* **Description of the task**: Every record below should be retyped exactly, and no picture should appear in the copy.

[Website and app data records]
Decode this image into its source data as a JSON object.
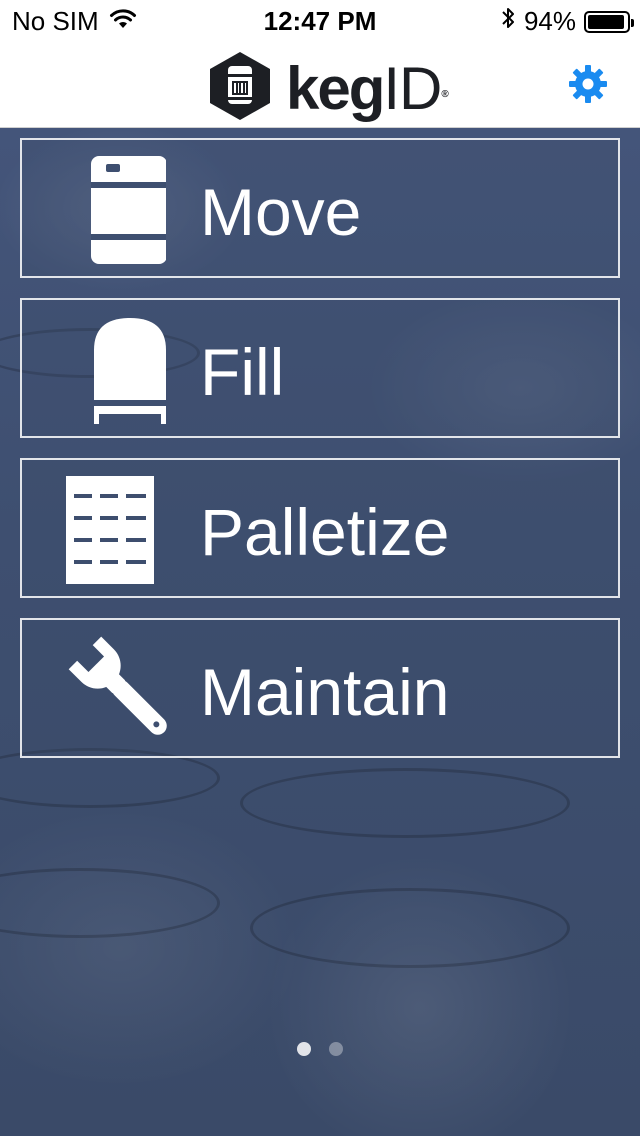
{
  "status_bar": {
    "carrier": "No SIM",
    "time": "12:47 PM",
    "battery_percent": "94%",
    "battery_level": 0.94,
    "icons": [
      "wifi-icon",
      "bluetooth-icon",
      "battery-icon"
    ]
  },
  "header": {
    "logo_text_bold": "keg",
    "logo_text_thin": "ID",
    "logo_mark": "®",
    "settings_icon": "gear-icon",
    "accent_color": "#1a8bf0"
  },
  "menu": {
    "items": [
      {
        "label": "Move",
        "icon": "keg-icon"
      },
      {
        "label": "Fill",
        "icon": "fill-keg-icon"
      },
      {
        "label": "Palletize",
        "icon": "pallet-icon"
      },
      {
        "label": "Maintain",
        "icon": "wrench-icon"
      }
    ]
  },
  "pager": {
    "pages": 2,
    "current": 1
  }
}
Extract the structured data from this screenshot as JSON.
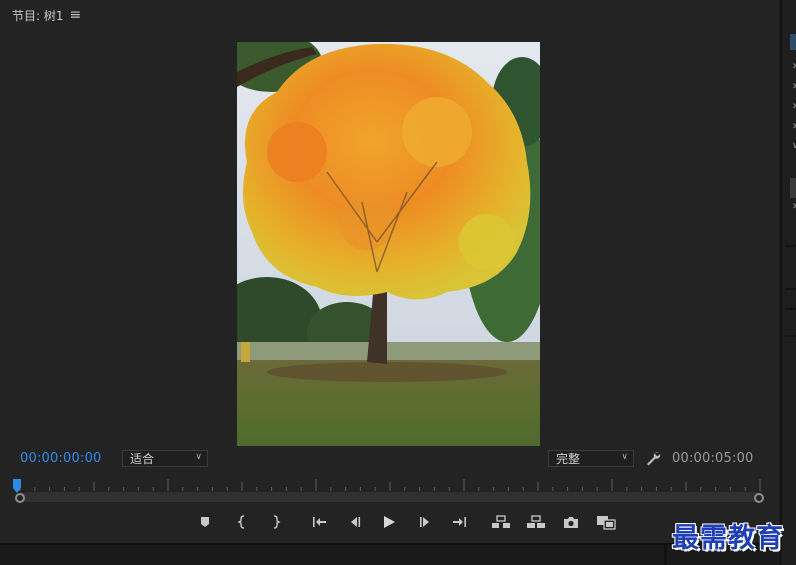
{
  "panel": {
    "tab_label": "节目: 树1",
    "menu_icon": "hamburger-menu-icon"
  },
  "preview": {
    "subject": "autumn-tree-image"
  },
  "timecodes": {
    "current": "00:00:00:00",
    "duration": "00:00:05:00"
  },
  "zoom": {
    "selected": "适合"
  },
  "quality": {
    "selected": "完整"
  },
  "colors": {
    "accent": "#2d8ceb",
    "panel_bg": "#232323",
    "text": "#b8b8b8"
  },
  "transport": [
    {
      "name": "add-marker-button",
      "icon": "marker-icon"
    },
    {
      "name": "mark-in-button",
      "icon": "mark-in-icon"
    },
    {
      "name": "mark-out-button",
      "icon": "mark-out-icon"
    },
    {
      "name": "go-to-in-button",
      "icon": "go-to-in-icon"
    },
    {
      "name": "step-back-button",
      "icon": "step-back-icon"
    },
    {
      "name": "play-button",
      "icon": "play-icon"
    },
    {
      "name": "step-forward-button",
      "icon": "step-forward-icon"
    },
    {
      "name": "go-to-out-button",
      "icon": "go-to-out-icon"
    },
    {
      "name": "lift-button",
      "icon": "lift-icon"
    },
    {
      "name": "extract-button",
      "icon": "extract-icon"
    },
    {
      "name": "export-frame-button",
      "icon": "camera-icon"
    },
    {
      "name": "comparison-view-button",
      "icon": "compare-icon"
    }
  ],
  "watermark": {
    "text": "最需教育"
  }
}
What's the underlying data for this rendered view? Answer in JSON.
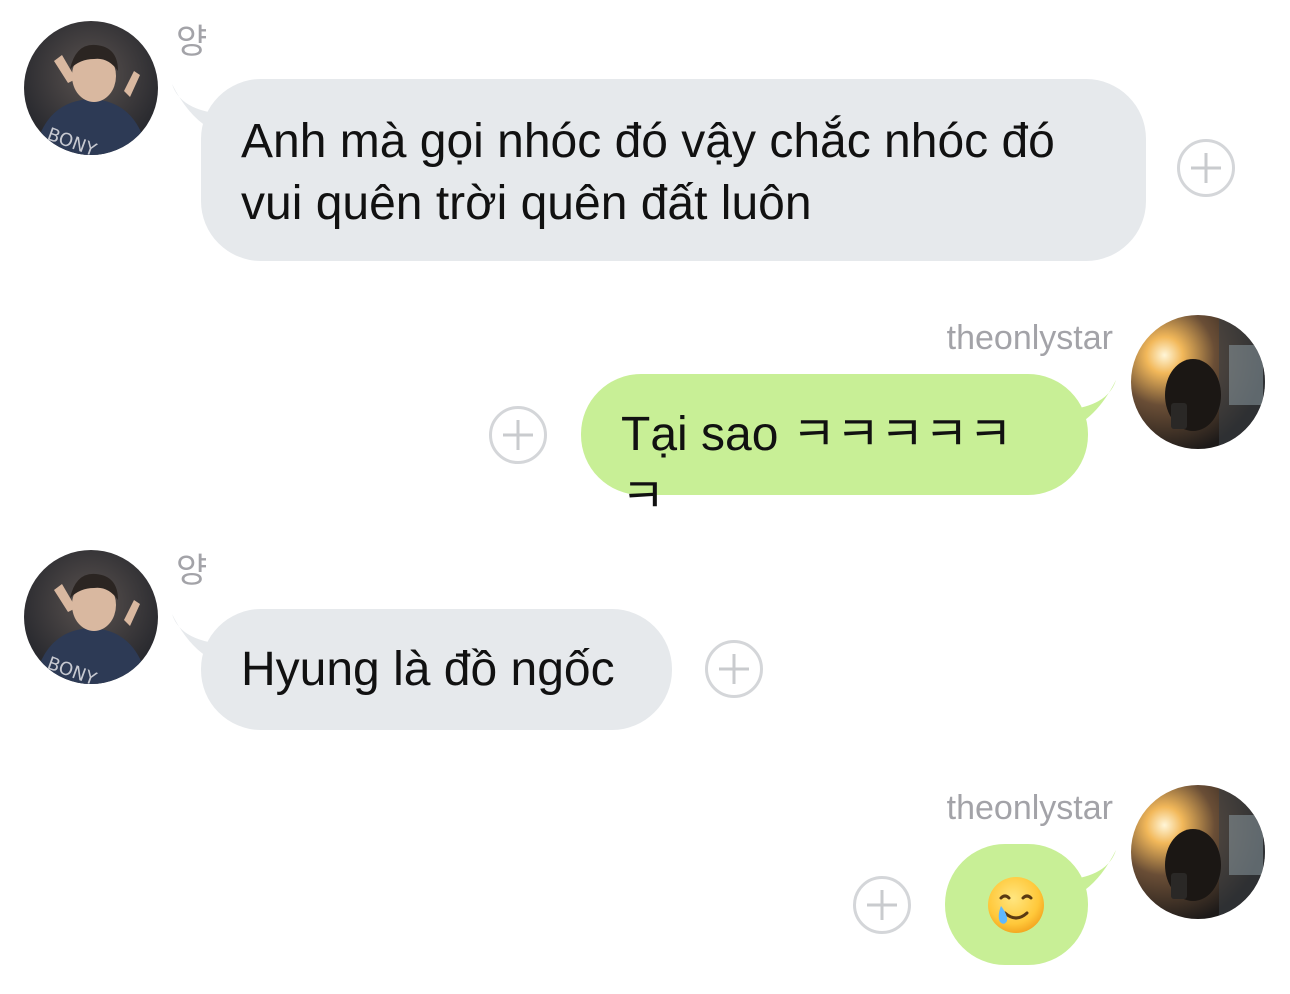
{
  "messages": [
    {
      "side": "incoming",
      "sender": "양",
      "lines": [
        "Anh mà gọi nhóc đó vậy chắc nhóc đó",
        "vui quên trời quên đất luôn"
      ]
    },
    {
      "side": "outgoing",
      "sender": "theonlystar",
      "text": "Tại sao ㅋㅋㅋㅋㅋㅋ"
    },
    {
      "side": "incoming",
      "sender": "양",
      "text": "Hyung là đồ ngốc"
    },
    {
      "side": "outgoing",
      "sender": "theonlystar",
      "emoji": "smiling-face-with-tear"
    }
  ],
  "colors": {
    "incoming_bubble": "#e6e9ec",
    "outgoing_bubble": "#c8ef96",
    "sender_name": "#a3a3a8",
    "plus_circle": "#d4d6d9"
  }
}
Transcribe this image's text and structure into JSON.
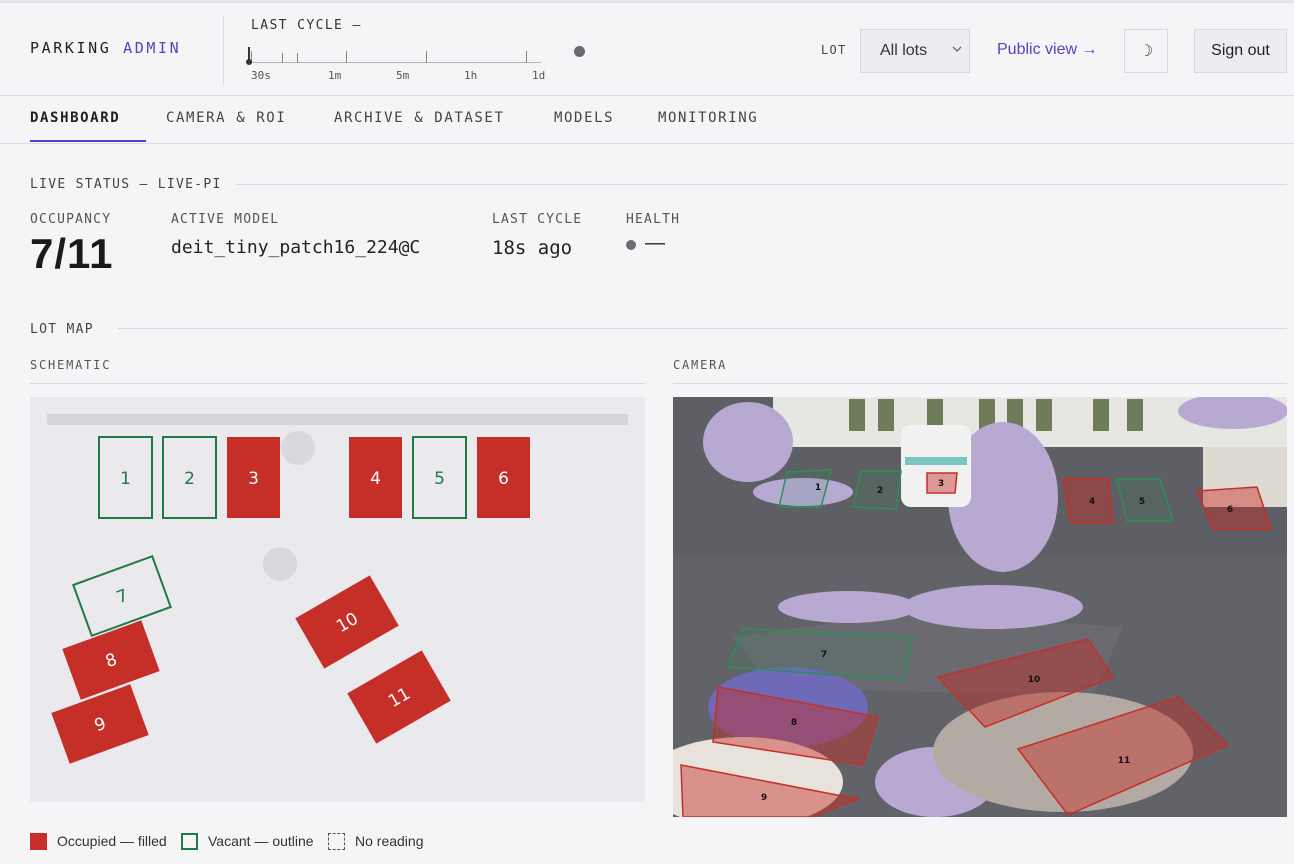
{
  "header": {
    "brand_part1": "PARKING",
    "brand_part2": "ADMIN",
    "last_cycle_title": "LAST CYCLE —",
    "slider_ticks": [
      "30s",
      "1m",
      "5m",
      "1h",
      "1d"
    ],
    "lot_label": "LOT",
    "lot_select_value": "All lots",
    "public_view_label": "Public view →",
    "theme_icon": "☽",
    "sign_out_label": "Sign out"
  },
  "tabs": [
    {
      "label": "DASHBOARD",
      "active": true
    },
    {
      "label": "CAMERA & ROI",
      "active": false
    },
    {
      "label": "ARCHIVE & DATASET",
      "active": false
    },
    {
      "label": "MODELS",
      "active": false
    },
    {
      "label": "MONITORING",
      "active": false
    }
  ],
  "live_status": {
    "heading": "LIVE STATUS — LIVE-PI",
    "occupancy_label": "OCCUPANCY",
    "occupancy_value": "7/11",
    "active_model_label": "ACTIVE MODEL",
    "active_model_value": "deit_tiny_patch16_224@C",
    "last_cycle_label": "LAST CYCLE",
    "last_cycle_value": "18s ago",
    "health_label": "HEALTH",
    "health_value": "—"
  },
  "lot_map": {
    "heading": "LOT MAP",
    "schematic_label": "SCHEMATIC",
    "camera_label": "CAMERA",
    "spots": [
      {
        "id": "1",
        "status": "vacant"
      },
      {
        "id": "2",
        "status": "vacant"
      },
      {
        "id": "3",
        "status": "occupied"
      },
      {
        "id": "4",
        "status": "occupied"
      },
      {
        "id": "5",
        "status": "vacant"
      },
      {
        "id": "6",
        "status": "occupied"
      },
      {
        "id": "7",
        "status": "vacant"
      },
      {
        "id": "8",
        "status": "occupied"
      },
      {
        "id": "9",
        "status": "occupied"
      },
      {
        "id": "10",
        "status": "occupied"
      },
      {
        "id": "11",
        "status": "occupied"
      }
    ]
  },
  "legend": {
    "occupied": "Occupied — filled",
    "vacant": "Vacant — outline",
    "no_reading": "No reading"
  },
  "colors": {
    "accent": "#5a3fc0",
    "occupied": "#c62f28",
    "vacant": "#1f7a43"
  }
}
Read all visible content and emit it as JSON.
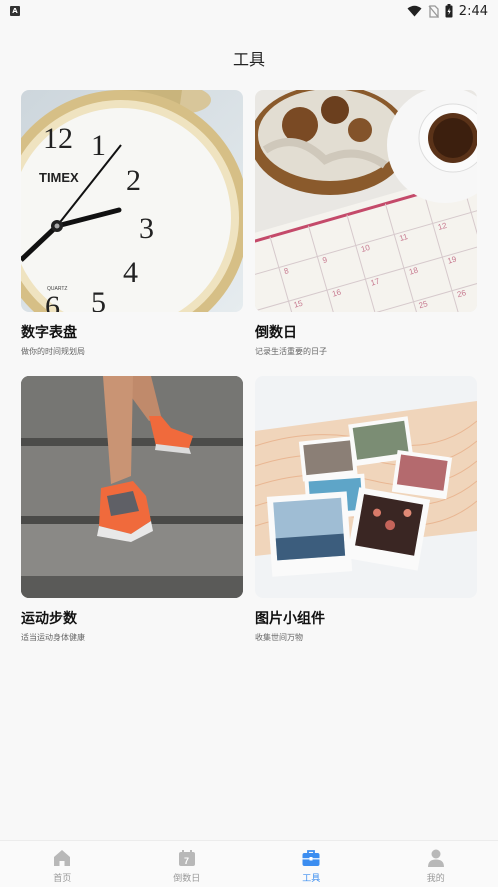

* **Result for this exercise**:
Decode this image into its source data as a JSON object.
{
  "status_bar": {
    "carrier": "No SIM",
    "time": "12:47 PM",
    "battery_percent": "94%",
    "battery_level": 0.94,
    "icons": [
      "wifi-icon",
      "bluetooth-icon",
      "battery-icon"
    ]
  },
  "header": {
    "logo_text_bold": "keg",
    "logo_text_thin": "ID",
    "logo_mark": "®",
    "settings_icon": "gear-icon",
    "accent_color": "#1a8bf0"
  },
  "menu": {
    "items": [
      {
        "label": "Move",
        "icon": "keg-icon"
      },
      {
        "label": "Fill",
        "icon": "fill-keg-icon"
      },
      {
        "label": "Palletize",
        "icon": "pallet-icon"
      },
      {
        "label": "Maintain",
        "icon": "wrench-icon"
      }
    ]
  },
  "pager": {
    "pages": 2,
    "current": 1
  }
}
Extract the structured data from this screenshot as JSON.
{
  "panel": {
    "tab_label": "节目: 树1",
    "menu_icon": "hamburger-menu-icon"
  },
  "preview": {
    "subject": "autumn-tree-image"
  },
  "timecodes": {
    "current": "00:00:00:00",
    "duration": "00:00:05:00"
  },
  "zoom": {
    "selected": "适合"
  },
  "quality": {
    "selected": "完整"
  },
  "colors": {
    "accent": "#2d8ceb",
    "panel_bg": "#232323",
    "text": "#b8b8b8"
  },
  "transport": [
    {
      "name": "add-marker-button",
      "icon": "marker-icon"
    },
    {
      "name": "mark-in-button",
      "icon": "mark-in-icon"
    },
    {
      "name": "mark-out-button",
      "icon": "mark-out-icon"
    },
    {
      "name": "go-to-in-button",
      "icon": "go-to-in-icon"
    },
    {
      "name": "step-back-button",
      "icon": "step-back-icon"
    },
    {
      "name": "play-button",
      "icon": "play-icon"
    },
    {
      "name": "step-forward-button",
      "icon": "step-forward-icon"
    },
    {
      "name": "go-to-out-button",
      "icon": "go-to-out-icon"
    },
    {
      "name": "lift-button",
      "icon": "lift-icon"
    },
    {
      "name": "extract-button",
      "icon": "extract-icon"
    },
    {
      "name": "export-frame-button",
      "icon": "camera-icon"
    },
    {
      "name": "comparison-view-button",
      "icon": "compare-icon"
    }
  ],
  "watermark": {
    "text": "最需教育"
  }
}
What's the underlying data for this rendered view? Answer in JSON.
{
  "messages": [
    {
      "side": "incoming",
      "sender": "양",
      "lines": [
        "Anh mà gọi nhóc đó vậy chắc nhóc đó",
        "vui quên trời quên đất luôn"
      ]
    },
    {
      "side": "outgoing",
      "sender": "theonlystar",
      "text": "Tại sao ㅋㅋㅋㅋㅋㅋ"
    },
    {
      "side": "incoming",
      "sender": "양",
      "text": "Hyung là đồ ngốc"
    },
    {
      "side": "outgoing",
      "sender": "theonlystar",
      "emoji": "smiling-face-with-tear"
    }
  ],
  "colors": {
    "incoming_bubble": "#e6e9ec",
    "outgoing_bubble": "#c8ef96",
    "sender_name": "#a3a3a8",
    "plus_circle": "#d4d6d9"
  }
}
Transcribe this image's text and structure into JSON.
{
  "header": {
    "brand_part1": "PARKING",
    "brand_part2": "ADMIN",
    "last_cycle_title": "LAST CYCLE —",
    "slider_ticks": [
      "30s",
      "1m",
      "5m",
      "1h",
      "1d"
    ],
    "lot_label": "LOT",
    "lot_select_value": "All lots",
    "public_view_label": "Public view →",
    "theme_icon": "☽",
    "sign_out_label": "Sign out"
  },
  "tabs": [
    {
      "label": "DASHBOARD",
      "active": true
    },
    {
      "label": "CAMERA & ROI",
      "active": false
    },
    {
      "label": "ARCHIVE & DATASET",
      "active": false
    },
    {
      "label": "MODELS",
      "active": false
    },
    {
      "label": "MONITORING",
      "active": false
    }
  ],
  "live_status": {
    "heading": "LIVE STATUS — LIVE-PI",
    "occupancy_label": "OCCUPANCY",
    "occupancy_value": "7/11",
    "active_model_label": "ACTIVE MODEL",
    "active_model_value": "deit_tiny_patch16_224@C",
    "last_cycle_label": "LAST CYCLE",
    "last_cycle_value": "18s ago",
    "health_label": "HEALTH",
    "health_value": "—"
  },
  "lot_map": {
    "heading": "LOT MAP",
    "schematic_label": "SCHEMATIC",
    "camera_label": "CAMERA",
    "spots": [
      {
        "id": "1",
        "status": "vacant"
      },
      {
        "id": "2",
        "status": "vacant"
      },
      {
        "id": "3",
        "status": "occupied"
      },
      {
        "id": "4",
        "status": "occupied"
      },
      {
        "id": "5",
        "status": "vacant"
      },
      {
        "id": "6",
        "status": "occupied"
      },
      {
        "id": "7",
        "status": "vacant"
      },
      {
        "id": "8",
        "status": "occupied"
      },
      {
        "id": "9",
        "status": "occupied"
      },
      {
        "id": "10",
        "status": "occupied"
      },
      {
        "id": "11",
        "status": "occupied"
      }
    ]
  },
  "legend": {
    "occupied": "Occupied — filled",
    "vacant": "Vacant — outline",
    "no_reading": "No reading"
  },
  "colors": {
    "accent": "#5a3fc0",
    "occupied": "#c62f28",
    "vacant": "#1f7a43"
  }
}
Read all visible content and emit it as JSON.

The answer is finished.